  6. “Getting Comfortable With People Who Make You Uncomfortable” by Mike Speiser: In this article, Mike addresses the need for people who challenge conventional wisdom and make everyone around them uncomfortable — which is why every company needs them.
  7. “The Funnel Principle: Software & Making Money” by Tony Wright: It’s good to build great products, but in order to build great companies one needs to have more — a clear path of monetization, an attention magnet, and in general excellence at things beyond product development.
  8. “Does Every Startup Need a Steve Jobs?” by Andrew Chen: A dissection of how insanely great products are built by combining desirability, feasibility and viability. Read this post after reading Wright’s “Funnel Principle.”
  9. “Designing for Social Traction” by Josh Porter


10: “Startup Killer: The Cost of Customer Acquisition” by David Skok: A definitive essay on startup business models, the perils of overoptimism, and the importance of cost of customer acquisitions. Skok is a 3-time entrepreneur with a lifetime of experience.

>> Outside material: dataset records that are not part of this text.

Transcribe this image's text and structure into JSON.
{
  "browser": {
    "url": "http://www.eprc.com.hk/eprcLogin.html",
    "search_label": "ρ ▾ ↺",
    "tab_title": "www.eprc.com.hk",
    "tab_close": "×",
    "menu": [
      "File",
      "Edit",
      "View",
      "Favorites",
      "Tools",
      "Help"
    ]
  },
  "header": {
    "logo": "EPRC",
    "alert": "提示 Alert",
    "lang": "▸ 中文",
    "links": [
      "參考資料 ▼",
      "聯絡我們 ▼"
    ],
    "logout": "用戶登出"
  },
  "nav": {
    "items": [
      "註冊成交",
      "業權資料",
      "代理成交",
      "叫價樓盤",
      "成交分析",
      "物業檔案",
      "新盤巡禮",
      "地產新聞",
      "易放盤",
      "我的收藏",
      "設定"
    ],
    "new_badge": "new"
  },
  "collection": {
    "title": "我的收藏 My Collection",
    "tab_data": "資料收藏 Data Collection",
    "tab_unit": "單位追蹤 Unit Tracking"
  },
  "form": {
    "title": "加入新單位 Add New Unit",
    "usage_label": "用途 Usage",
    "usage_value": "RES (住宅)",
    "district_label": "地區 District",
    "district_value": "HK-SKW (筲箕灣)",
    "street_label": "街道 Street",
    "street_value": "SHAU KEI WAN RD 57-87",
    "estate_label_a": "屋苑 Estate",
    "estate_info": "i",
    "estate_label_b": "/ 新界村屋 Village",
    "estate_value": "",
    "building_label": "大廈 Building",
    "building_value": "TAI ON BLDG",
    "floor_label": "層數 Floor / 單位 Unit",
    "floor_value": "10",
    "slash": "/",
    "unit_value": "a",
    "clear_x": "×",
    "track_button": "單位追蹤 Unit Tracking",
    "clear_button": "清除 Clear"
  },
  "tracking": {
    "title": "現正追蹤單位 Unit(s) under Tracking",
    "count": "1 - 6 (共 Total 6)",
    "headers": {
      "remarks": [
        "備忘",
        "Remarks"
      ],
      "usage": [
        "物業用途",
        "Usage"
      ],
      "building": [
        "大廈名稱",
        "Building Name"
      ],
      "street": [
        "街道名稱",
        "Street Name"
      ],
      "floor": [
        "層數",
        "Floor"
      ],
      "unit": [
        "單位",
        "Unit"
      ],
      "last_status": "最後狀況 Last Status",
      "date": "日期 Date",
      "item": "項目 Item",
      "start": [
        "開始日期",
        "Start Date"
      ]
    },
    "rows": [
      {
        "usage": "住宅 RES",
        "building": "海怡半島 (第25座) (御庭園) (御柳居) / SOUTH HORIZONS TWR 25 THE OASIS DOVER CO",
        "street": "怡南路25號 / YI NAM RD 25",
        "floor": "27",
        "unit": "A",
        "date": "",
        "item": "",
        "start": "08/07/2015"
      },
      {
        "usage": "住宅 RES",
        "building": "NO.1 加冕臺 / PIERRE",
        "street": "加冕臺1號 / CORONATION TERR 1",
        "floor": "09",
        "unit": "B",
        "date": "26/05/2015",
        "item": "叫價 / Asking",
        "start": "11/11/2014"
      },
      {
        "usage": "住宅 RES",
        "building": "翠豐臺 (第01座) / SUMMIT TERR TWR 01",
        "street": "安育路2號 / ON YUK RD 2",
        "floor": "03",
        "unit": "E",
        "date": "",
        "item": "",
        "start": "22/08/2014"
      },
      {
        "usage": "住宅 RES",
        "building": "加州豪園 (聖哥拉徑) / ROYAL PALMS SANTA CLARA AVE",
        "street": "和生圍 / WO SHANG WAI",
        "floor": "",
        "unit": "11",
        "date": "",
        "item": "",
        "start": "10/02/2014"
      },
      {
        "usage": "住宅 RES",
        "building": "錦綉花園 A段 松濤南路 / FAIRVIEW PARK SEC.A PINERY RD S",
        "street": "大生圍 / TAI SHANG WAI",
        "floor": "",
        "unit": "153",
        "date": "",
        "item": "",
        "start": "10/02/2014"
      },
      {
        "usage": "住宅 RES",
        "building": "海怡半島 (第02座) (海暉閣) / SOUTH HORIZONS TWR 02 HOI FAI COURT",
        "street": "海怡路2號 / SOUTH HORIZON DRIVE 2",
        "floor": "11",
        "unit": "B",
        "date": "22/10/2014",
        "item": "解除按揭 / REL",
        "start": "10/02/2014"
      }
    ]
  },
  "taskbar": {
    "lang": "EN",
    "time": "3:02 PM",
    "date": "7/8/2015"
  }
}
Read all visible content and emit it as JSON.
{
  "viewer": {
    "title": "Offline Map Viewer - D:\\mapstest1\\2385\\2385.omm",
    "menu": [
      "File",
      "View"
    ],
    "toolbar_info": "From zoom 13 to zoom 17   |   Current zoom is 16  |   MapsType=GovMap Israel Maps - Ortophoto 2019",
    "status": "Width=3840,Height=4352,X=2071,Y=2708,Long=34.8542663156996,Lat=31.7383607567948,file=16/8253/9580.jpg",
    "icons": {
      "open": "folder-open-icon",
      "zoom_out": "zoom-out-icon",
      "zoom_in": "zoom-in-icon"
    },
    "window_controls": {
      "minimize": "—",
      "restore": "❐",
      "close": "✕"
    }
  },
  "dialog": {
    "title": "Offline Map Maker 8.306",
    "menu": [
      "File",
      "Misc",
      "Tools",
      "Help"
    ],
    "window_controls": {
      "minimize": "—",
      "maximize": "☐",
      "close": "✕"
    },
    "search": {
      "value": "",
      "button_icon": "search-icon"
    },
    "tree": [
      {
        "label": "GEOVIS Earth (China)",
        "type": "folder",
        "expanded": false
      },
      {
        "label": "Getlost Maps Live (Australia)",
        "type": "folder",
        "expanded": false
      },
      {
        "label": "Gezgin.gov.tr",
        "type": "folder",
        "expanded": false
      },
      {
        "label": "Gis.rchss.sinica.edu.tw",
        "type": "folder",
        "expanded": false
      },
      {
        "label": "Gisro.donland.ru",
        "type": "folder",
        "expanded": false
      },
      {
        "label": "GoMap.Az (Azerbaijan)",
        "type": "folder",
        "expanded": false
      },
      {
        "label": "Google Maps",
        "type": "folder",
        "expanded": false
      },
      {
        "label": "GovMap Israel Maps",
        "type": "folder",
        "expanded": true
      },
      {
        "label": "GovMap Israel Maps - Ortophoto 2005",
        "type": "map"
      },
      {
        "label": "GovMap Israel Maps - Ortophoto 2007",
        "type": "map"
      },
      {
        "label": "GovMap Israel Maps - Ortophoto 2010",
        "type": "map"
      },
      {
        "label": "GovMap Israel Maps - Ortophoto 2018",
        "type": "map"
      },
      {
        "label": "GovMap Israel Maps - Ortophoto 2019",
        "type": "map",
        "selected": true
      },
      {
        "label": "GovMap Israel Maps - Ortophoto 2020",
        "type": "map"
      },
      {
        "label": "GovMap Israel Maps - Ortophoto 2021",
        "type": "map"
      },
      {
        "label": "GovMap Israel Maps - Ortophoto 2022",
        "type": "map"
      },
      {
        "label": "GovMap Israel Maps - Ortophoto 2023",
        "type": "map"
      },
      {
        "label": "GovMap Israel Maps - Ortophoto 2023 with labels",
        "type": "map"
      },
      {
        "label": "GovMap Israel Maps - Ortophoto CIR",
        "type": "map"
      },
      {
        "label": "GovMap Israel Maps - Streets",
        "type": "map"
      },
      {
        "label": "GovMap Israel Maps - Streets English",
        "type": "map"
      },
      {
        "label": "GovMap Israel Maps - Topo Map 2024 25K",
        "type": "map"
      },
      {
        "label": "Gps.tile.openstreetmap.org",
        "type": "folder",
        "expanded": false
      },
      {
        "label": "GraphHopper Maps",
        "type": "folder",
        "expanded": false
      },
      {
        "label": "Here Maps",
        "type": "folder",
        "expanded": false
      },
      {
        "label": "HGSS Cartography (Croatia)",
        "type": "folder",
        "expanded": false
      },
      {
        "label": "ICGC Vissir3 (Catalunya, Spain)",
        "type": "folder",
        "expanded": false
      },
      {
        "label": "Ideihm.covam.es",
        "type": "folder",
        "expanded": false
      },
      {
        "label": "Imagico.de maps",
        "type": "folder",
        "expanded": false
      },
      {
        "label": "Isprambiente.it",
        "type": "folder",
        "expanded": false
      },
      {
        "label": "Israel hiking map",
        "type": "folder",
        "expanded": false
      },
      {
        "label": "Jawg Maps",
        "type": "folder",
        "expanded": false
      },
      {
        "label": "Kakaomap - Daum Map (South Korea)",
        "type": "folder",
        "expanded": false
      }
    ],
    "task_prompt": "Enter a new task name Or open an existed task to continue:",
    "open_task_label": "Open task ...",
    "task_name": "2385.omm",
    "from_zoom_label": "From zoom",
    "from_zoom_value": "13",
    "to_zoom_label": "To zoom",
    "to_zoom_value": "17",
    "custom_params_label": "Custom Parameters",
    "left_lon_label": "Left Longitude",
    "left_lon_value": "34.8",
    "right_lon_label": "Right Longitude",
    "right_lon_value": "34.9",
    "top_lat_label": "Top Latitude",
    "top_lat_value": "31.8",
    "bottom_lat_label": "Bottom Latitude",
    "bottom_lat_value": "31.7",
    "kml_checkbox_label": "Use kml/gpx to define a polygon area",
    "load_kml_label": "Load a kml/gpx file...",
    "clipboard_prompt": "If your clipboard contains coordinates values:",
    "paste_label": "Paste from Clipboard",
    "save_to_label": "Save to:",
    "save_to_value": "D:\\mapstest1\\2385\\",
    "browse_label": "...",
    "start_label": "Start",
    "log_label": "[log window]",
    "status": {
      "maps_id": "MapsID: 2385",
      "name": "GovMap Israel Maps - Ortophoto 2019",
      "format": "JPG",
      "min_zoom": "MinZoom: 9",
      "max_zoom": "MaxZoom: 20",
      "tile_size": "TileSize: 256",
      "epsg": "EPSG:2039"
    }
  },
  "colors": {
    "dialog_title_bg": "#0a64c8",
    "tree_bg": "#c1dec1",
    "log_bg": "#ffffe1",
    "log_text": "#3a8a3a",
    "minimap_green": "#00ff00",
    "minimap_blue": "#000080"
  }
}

Bonus links:

Steve Jobs\’ 2005 Stanford Commencement Address



Initializing a new instance of Linux

After a fresh install of Linux, there are a number of tasks I like to do. I like having commands and aliases that I am used to installed.

Copy /opt/scripts

Create /opt/sw


set up MySQL

Install WebMin and VirtualMin for managing your domain names and their.